Illustration by Security Management

Myanmar Security Forces Open Fire on Funeral Crowds, Protesters

It was another bloody, devastating weekend in Myanmar as security forces opened fire on a crowd attending the funeral of a student killed in protests against last month’s coup. Since military forces seized control of the country on 1 February, at least 459 civilians have been killed, according to activist group Assistance Association for Political Prisoners. More than 110 people—including children—were killed on 26 March alone.
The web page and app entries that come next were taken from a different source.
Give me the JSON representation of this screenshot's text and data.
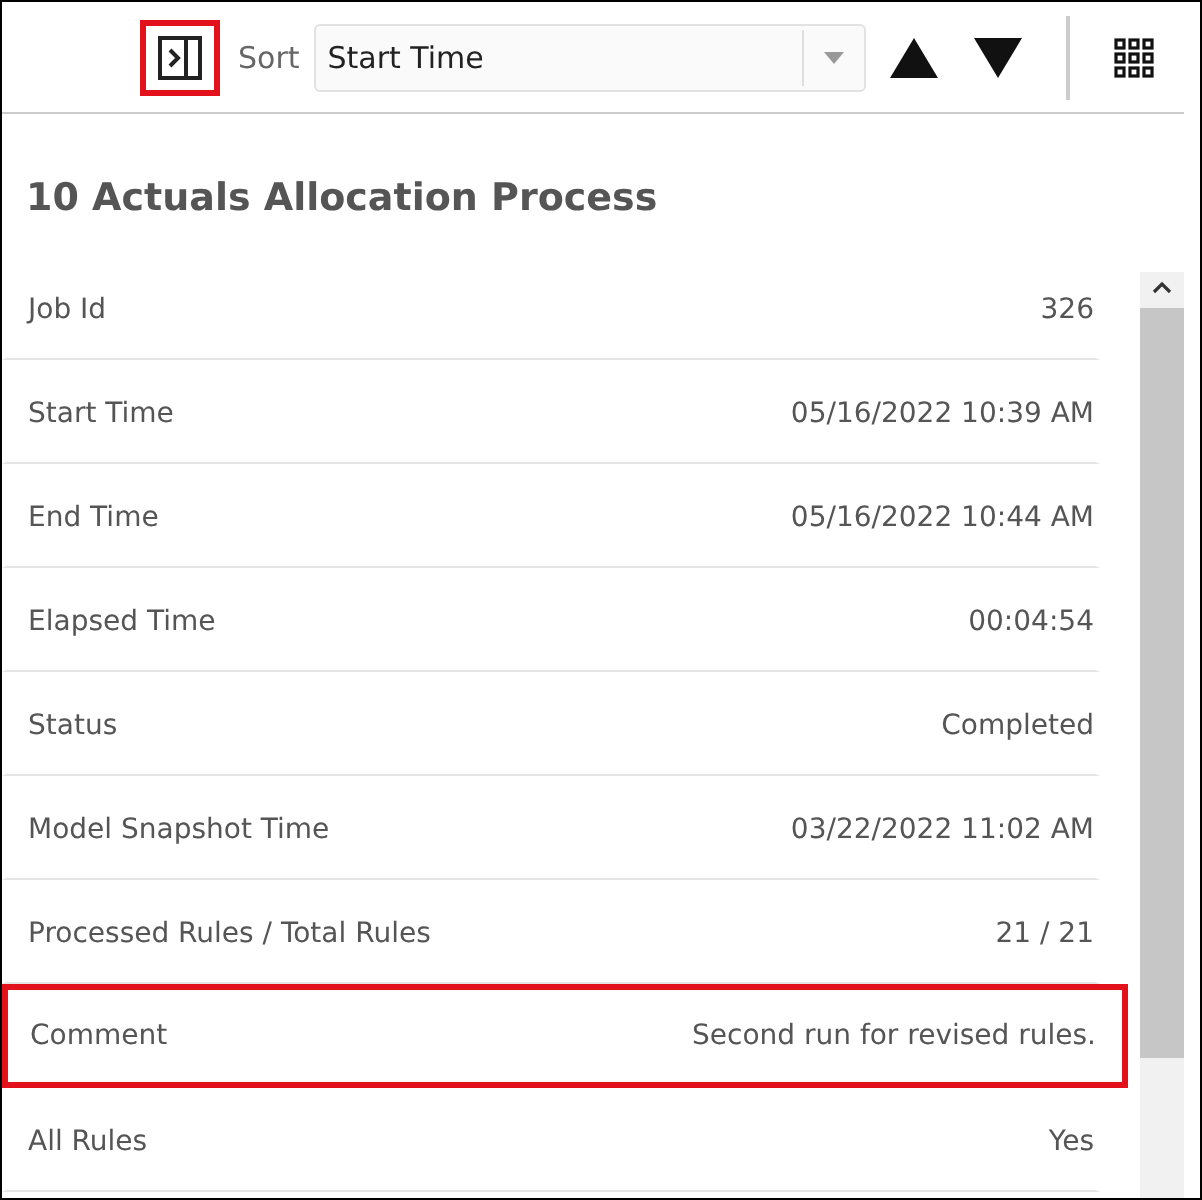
{
  "toolbar": {
    "panel_button": {
      "highlighted": true
    },
    "sort_label": "Sort",
    "sort_value": "Start Time"
  },
  "title": "10 Actuals Allocation Process",
  "rows": [
    {
      "label": "Job Id",
      "value": "326",
      "highlighted": false
    },
    {
      "label": "Start Time",
      "value": "05/16/2022 10:39 AM",
      "highlighted": false
    },
    {
      "label": "End Time",
      "value": "05/16/2022 10:44 AM",
      "highlighted": false
    },
    {
      "label": "Elapsed Time",
      "value": "00:04:54",
      "highlighted": false
    },
    {
      "label": "Status",
      "value": "Completed",
      "highlighted": false
    },
    {
      "label": "Model Snapshot Time",
      "value": "03/22/2022 11:02 AM",
      "highlighted": false
    },
    {
      "label": "Processed Rules / Total Rules",
      "value": "21 / 21",
      "highlighted": false
    },
    {
      "label": "Comment",
      "value": "Second run for revised rules.",
      "highlighted": true
    },
    {
      "label": "All Rules",
      "value": "Yes",
      "highlighted": false
    }
  ]
}
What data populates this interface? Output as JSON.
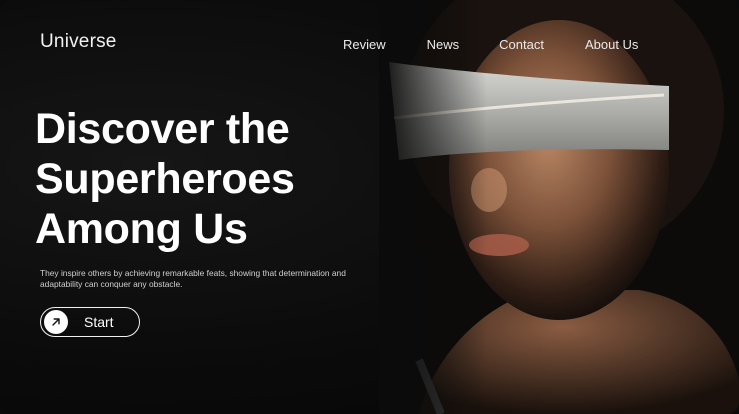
{
  "brand": {
    "name": "Universe"
  },
  "nav": {
    "items": [
      {
        "label": "Review"
      },
      {
        "label": "News"
      },
      {
        "label": "Contact"
      },
      {
        "label": "About Us"
      }
    ]
  },
  "hero": {
    "headline_lines": [
      "Discover the",
      "Superheroes",
      "Among Us"
    ],
    "description": "They inspire others by achieving remarkable feats, showing that determination and adaptability can conquer any obstacle.",
    "cta": {
      "label": "Start",
      "icon": "arrow-up-right-icon"
    },
    "image": "portrait-blindfolded-woman"
  },
  "colors": {
    "background": "#0b0b0b",
    "text": "#ffffff",
    "muted_text": "#d0d0d0",
    "blindfold": "#bdbdbd"
  }
}
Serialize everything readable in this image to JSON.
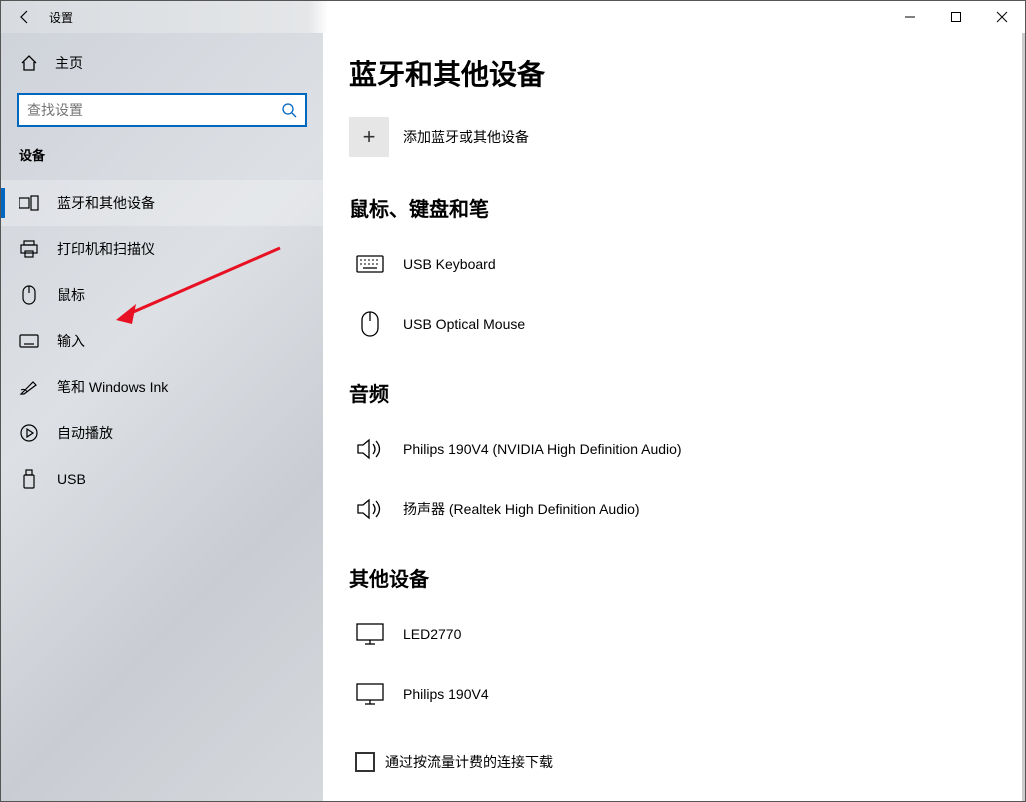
{
  "window": {
    "title": "设置"
  },
  "sidebar": {
    "home": "主页",
    "search_placeholder": "查找设置",
    "group": "设备",
    "items": [
      {
        "label": "蓝牙和其他设备",
        "icon": "bluetooth-devices-icon"
      },
      {
        "label": "打印机和扫描仪",
        "icon": "printer-icon"
      },
      {
        "label": "鼠标",
        "icon": "mouse-icon"
      },
      {
        "label": "输入",
        "icon": "keyboard-icon"
      },
      {
        "label": "笔和 Windows Ink",
        "icon": "pen-icon"
      },
      {
        "label": "自动播放",
        "icon": "autoplay-icon"
      },
      {
        "label": "USB",
        "icon": "usb-icon"
      }
    ]
  },
  "main": {
    "title": "蓝牙和其他设备",
    "add_label": "添加蓝牙或其他设备",
    "sections": {
      "input_devices": {
        "heading": "鼠标、键盘和笔",
        "items": [
          {
            "label": "USB Keyboard",
            "icon": "keyboard-device-icon"
          },
          {
            "label": "USB Optical Mouse",
            "icon": "mouse-device-icon"
          }
        ]
      },
      "audio": {
        "heading": "音频",
        "items": [
          {
            "label": "Philips 190V4 (NVIDIA High Definition Audio)",
            "icon": "speaker-icon"
          },
          {
            "label": "扬声器 (Realtek High Definition Audio)",
            "icon": "speaker-icon"
          }
        ]
      },
      "other": {
        "heading": "其他设备",
        "items": [
          {
            "label": "LED2770",
            "icon": "monitor-icon"
          },
          {
            "label": "Philips 190V4",
            "icon": "monitor-icon"
          }
        ]
      }
    },
    "metered_checkbox": "通过按流量计费的连接下载"
  }
}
In a warning on 25 March, state television warned protesters that they were “in danger of getting shot to the head and back,” although the news report did not specifically state that security forces were given shoot-to-kill orders, according to Reuters. While the junta has accused protesters of inciting violence because of their sporadic use of Molotov cocktails, protesters have broadly remained committed to methods of nonviolent civil disobedience, such as marches, protests, and labor strikes, the Associated Press reports.

Witnesses told news agencies that security forces were opening fire indiscriminately, even at aid workers, and they used grenades to clear street barricades set up by demonstrators.

Military jets have also launched air strikes on a village in territory controlled by an armed guerilla group, Reuters reports. The strikes killed at least two people.

Thousands of people have fled across the border from Myanmar into Thailand following this weekend’s violence, according to CBS News. Thailand’s Prime Minister Prayuth Chan-ocha said that the government is preparing for a potential flood of refugees from Myanmar.

UN Special Adviser on the Prevention of Genocide Alice Wairimu Nderitu and UN High Commissioner for Human Rights Michelle Bachelet said that “the shameful, cowardly, brutal actions of the military and police—who have been filmed shooting at protesters as they flee, and who have not even spared young children—must be halted immediately.” So far, 35 children have been killed by security forces since the coup.

The United Nations Security Council is likely to hold closed consultations on the escalating situation in Myanmar, although specific actions the council may take remain uncertain.

The United States announced a complete suspension of trade with Myanmar until a democratically elected government is restored.

“The United States strongly condemns the Burmese security forces' brutal violence against civilians," according to a statement from U.S. Trade Representative Katherine Tai. "The killing of peaceful protestors, students, workers, labor leaders, medics, and children has shocked the conscience of the international community. These actions are a direct assault on the country's transition to democracy and the efforts of the Burmese people to achieve a peaceful and prosperous future.”